Matrices are the ordered rectangular array of numbers, which are used to express linear equations. A matrix has rows and columns. we can also perform the mathematical operations on matrices such as addition, subtraction, multiplication of matrix. Suppose the number of rows is m and columns is n, then the matrix is represented as m × n matrix. We studied the properties related to a matrix such as addition, subtraction and multiplication: cumulative, associative, identity and inverse laws. We also discussed …10.5: The Matrix Exponential via Eigenvalues and Eigenvectors 10.6: The Mass-Spring-Damper System This page titled 10: The Matrix Exponential is shared under a CC BY 1.0 license and was authored, remixed, and/or curated by Steve Cox via source content that was edited to the style and standards of the LibreTexts platform; a detailed edit history ... Trace of a scalar. A trivial, but often useful property is that a scalar is equal to its trace because a scalar can be thought of as a matrix, having a unique diagonal element, which in turn is equal to the trace. This property is often used to write dot products as traces. Example Let be a row vector and a column vector.Instagram:https://instagram. ba in chemistryhunter baseball playeraffine combinationcraigslist farm and garden huntsville Properties of Inverse Matrices. If A and B are matrices with AB=In then A and B are inverses of each other. 1. If A-1 = B, then A (col k of B) = ek. 2. If A has an inverse matrix, then there is only one inverse matrix. 3. If A1 and A2 have inverses, then A1 A2 has an inverse and (A1 A2)-1 = A1-1 A2-1. 4. why do teachersunderlying problem Properties of matrix operations The operations are as follows: Addition: if A and B are matrices of the same size m n, then A + B, their sum, is a matrix of size m n. Multiplication by scalars: if A is a matrix of size m n and c is a scalar, then cA is a matrix of size m n. burrowing owl lifespan General properties. Matrix multiplication shares some properties with usual multiplication.

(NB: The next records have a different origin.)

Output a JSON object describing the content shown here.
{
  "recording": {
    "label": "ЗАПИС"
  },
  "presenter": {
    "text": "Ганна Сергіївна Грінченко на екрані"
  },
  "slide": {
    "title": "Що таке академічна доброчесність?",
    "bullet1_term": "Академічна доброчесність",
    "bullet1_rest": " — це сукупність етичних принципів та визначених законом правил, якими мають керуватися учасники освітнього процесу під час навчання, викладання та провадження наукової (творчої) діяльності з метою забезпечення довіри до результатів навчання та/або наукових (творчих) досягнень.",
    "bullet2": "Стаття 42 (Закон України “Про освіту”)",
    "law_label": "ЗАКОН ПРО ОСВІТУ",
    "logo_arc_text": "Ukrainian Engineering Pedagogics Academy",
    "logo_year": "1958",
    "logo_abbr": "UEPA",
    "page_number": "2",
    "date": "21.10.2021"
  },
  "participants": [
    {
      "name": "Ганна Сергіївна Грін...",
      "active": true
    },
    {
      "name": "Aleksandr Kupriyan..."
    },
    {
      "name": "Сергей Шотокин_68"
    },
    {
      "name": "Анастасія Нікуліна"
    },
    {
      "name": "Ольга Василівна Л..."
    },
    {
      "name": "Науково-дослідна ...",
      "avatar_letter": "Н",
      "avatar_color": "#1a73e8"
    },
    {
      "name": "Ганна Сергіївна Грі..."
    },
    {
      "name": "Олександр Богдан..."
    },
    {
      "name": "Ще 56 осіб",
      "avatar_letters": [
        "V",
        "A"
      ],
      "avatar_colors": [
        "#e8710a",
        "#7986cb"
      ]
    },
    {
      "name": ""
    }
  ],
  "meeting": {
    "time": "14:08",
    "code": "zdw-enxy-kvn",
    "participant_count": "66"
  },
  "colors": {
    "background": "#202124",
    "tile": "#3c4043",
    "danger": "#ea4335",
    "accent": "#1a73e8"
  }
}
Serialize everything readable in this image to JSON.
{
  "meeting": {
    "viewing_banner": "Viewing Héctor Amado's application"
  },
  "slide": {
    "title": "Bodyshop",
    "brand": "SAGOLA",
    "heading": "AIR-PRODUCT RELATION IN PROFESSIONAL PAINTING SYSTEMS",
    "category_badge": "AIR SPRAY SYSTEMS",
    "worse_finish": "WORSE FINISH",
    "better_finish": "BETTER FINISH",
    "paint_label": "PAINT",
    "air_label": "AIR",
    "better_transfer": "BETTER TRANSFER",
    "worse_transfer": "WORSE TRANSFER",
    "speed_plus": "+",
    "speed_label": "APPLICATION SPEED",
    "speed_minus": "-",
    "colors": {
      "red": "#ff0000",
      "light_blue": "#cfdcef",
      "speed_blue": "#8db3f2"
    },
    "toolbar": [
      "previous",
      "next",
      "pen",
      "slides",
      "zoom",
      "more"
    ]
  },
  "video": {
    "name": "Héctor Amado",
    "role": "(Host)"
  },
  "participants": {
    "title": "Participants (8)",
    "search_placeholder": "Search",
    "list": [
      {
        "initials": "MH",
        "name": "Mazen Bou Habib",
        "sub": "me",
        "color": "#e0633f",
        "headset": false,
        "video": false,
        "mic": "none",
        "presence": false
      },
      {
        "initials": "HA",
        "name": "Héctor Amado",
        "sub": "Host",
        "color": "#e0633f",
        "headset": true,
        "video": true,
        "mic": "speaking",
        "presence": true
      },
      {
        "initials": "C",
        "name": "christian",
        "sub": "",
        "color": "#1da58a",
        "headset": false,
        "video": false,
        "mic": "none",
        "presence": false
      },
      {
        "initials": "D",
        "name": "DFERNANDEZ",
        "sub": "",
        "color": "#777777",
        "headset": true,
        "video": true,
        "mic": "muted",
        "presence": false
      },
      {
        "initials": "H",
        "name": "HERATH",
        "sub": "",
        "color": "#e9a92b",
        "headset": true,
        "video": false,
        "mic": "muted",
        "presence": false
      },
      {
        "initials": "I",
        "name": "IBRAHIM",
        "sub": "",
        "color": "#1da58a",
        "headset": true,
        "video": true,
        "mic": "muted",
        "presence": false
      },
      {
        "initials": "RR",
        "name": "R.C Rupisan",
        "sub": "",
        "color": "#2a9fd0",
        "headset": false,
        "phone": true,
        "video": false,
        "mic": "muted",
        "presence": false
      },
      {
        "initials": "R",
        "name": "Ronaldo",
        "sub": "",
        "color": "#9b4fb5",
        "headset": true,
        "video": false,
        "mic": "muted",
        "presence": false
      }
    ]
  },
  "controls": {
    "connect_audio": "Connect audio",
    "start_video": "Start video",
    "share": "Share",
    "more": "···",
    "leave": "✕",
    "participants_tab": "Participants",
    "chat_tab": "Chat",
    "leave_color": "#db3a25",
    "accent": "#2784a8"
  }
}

However, matrix multiplication is not defined if the number of columns of the first factor differs from the number of rows of the second factor, and it is non-commutative, even when the product remains defined after changing the order of the factors.Squaring something (like a matrix or a real number) simply means multiplying it by itself one time: A^2 is simply A x A. So to square a matrix, we simply use the rules of matrix multiplication. (Supposing, of course, that A can be multiplied by itself: not all matrices can be multiplied.Properties of Inverse Matrices ... If A and B are matrices with AB=In then A and B are inverses of each other. ... 2. If A has an inverse matrix, then there is only ...